• WORK ORDER: Without changing anything, output the records below.

• DATASET CONTENT:
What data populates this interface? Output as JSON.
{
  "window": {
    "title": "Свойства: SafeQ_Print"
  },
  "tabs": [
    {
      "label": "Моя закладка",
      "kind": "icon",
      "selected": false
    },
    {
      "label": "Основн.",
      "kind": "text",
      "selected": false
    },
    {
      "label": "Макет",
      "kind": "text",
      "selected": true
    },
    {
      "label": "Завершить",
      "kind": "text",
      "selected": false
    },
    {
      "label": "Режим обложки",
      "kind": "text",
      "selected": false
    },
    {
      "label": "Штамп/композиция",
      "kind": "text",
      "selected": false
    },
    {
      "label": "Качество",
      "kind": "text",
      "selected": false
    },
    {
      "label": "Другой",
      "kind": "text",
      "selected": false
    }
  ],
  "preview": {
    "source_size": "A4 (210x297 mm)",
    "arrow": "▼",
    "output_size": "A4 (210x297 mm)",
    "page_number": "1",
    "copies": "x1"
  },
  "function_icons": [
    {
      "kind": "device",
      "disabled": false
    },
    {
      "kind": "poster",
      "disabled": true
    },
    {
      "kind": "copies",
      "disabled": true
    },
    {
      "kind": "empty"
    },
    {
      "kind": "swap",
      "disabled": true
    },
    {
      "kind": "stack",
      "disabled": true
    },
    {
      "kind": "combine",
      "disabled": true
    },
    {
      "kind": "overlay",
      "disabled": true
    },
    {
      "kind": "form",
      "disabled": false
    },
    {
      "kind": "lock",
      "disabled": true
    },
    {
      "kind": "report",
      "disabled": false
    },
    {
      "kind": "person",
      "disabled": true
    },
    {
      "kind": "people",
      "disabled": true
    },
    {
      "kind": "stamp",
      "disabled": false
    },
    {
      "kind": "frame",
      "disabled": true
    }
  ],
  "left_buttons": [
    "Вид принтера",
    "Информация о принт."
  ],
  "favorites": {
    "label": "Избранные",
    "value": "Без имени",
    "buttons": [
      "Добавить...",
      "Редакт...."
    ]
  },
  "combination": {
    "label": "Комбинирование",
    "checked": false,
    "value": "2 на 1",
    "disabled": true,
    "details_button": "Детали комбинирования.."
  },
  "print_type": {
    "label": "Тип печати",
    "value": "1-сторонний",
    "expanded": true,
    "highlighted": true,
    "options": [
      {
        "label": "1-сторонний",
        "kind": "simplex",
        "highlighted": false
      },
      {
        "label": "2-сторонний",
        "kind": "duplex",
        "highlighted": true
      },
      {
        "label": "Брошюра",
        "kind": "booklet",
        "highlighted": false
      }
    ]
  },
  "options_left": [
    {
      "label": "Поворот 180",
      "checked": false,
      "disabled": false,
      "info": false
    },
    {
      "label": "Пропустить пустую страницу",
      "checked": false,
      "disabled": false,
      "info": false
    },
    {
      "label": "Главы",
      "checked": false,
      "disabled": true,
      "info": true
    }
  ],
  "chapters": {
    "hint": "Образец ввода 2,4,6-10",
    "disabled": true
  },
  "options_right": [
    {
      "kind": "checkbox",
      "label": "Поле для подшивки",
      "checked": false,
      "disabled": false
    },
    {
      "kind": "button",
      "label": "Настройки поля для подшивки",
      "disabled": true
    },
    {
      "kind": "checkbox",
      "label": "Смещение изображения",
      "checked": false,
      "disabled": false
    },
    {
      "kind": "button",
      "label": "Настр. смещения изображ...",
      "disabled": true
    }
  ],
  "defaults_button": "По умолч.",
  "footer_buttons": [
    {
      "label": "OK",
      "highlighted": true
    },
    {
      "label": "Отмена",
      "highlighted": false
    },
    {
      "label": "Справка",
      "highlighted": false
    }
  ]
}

• COMPLETED EXERCISE:
What data populates this interface? Output as JSON.
{
  "window": {
    "title": "Свойства: SafeQ_Print"
  },
  "tabs": [
    {
      "label": "Моя закладка",
      "kind": "icon",
      "selected": false
    },
    {
      "label": "Основн.",
      "kind": "text",
      "selected": false
    },
    {
      "label": "Макет",
      "kind": "text",
      "selected": true
    },
    {
      "label": "Завершить",
      "kind": "text",
      "selected": false
    },
    {
      "label": "Режим обложки",
      "kind": "text",
      "selected": false
    },
    {
      "label": "Штамп/композиция",
      "kind": "text",
      "selected": false
    },
    {
      "label": "Качество",
      "kind": "text",
      "selected": false
    },
    {
      "label": "Другой",
      "kind": "text",
      "selected": false
    }
  ],
  "preview": {
    "source_size": "A4 (210x297 mm)",
    "arrow": "▼",
    "output_size": "A4 (210x297 mm)",
    "page_number": "1",
    "copies": "x1"
  },
  "function_icons": [
    {
      "kind": "device",
      "disabled": false
    },
    {
      "kind": "poster",
      "disabled": true
    },
    {
      "kind": "copies",
      "disabled": true
    },
    {
      "kind": "empty"
    },
    {
      "kind": "swap",
      "disabled": true
    },
    {
      "kind": "stack",
      "disabled": true
    },
    {
      "kind": "combine",
      "disabled": true
    },
    {
      "kind": "overlay",
      "disabled": true
    },
    {
      "kind": "form",
      "disabled": false
    },
    {
      "kind": "lock",
      "disabled": true
    },
    {
      "kind": "report",
      "disabled": false
    },
    {
      "kind": "person",
      "disabled": true
    },
    {
      "kind": "people",
      "disabled": true
    },
    {
      "kind": "stamp",
      "disabled": false
    },
    {
      "kind": "frame",
      "disabled": true
    }
  ],
  "left_buttons": [
    "Вид принтера",
    "Информация о принт."
  ],
  "favorites": {
    "label": "Избранные",
    "value": "Без имени",
    "buttons": [
      "Добавить...",
      "Редакт...."
    ]
  },
  "combination": {
    "label": "Комбинирование",
    "checked": false,
    "value": "2 на 1",
    "disabled": true,
    "details_button": "Детали комбинирования.."
  },
  "print_type": {
    "label": "Тип печати",
    "value": "1-сторонний",
    "expanded": true,
    "highlighted": true,
    "options": [
      {
        "label": "1-сторонний",
        "kind": "simplex",
        "highlighted": false
      },
      {
        "label": "2-сторонний",
        "kind": "duplex",
        "highlighted": true
      },
      {
        "label": "Брошюра",
        "kind": "booklet",
        "highlighted": false
      }
    ]
  },
  "options_left": [
    {
      "label": "Поворот 180",
      "checked": false,
      "disabled": false,
      "info": false
    },
    {
      "label": "Пропустить пустую страницу",
      "checked": false,
      "disabled": false,
      "info": false
    },
    {
      "label": "Главы",
      "checked": false,
      "disabled": true,
      "info": true
    }
  ],
  "chapters": {
    "hint": "Образец ввода 2,4,6-10",
    "disabled": true
  },
  "options_right": [
    {
      "kind": "checkbox",
      "label": "Поле для подшивки",
      "checked": false,
      "disabled": false
    },
    {
      "kind": "button",
      "label": "Настройки поля для подшивки",
      "disabled": true
    },
    {
      "kind": "checkbox",
      "label": "Смещение изображения",
      "checked": false,
      "disabled": false
    },
    {
      "kind": "button",
      "label": "Настр. смещения изображ...",
      "disabled": true
    }
  ],
  "defaults_button": "По умолч.",
  "footer_buttons": [
    {
      "label": "OK",
      "highlighted": true
    },
    {
      "label": "Отмена",
      "highlighted": false
    },
    {
      "label": "Справка",
      "highlighted": false
    }
  ]
}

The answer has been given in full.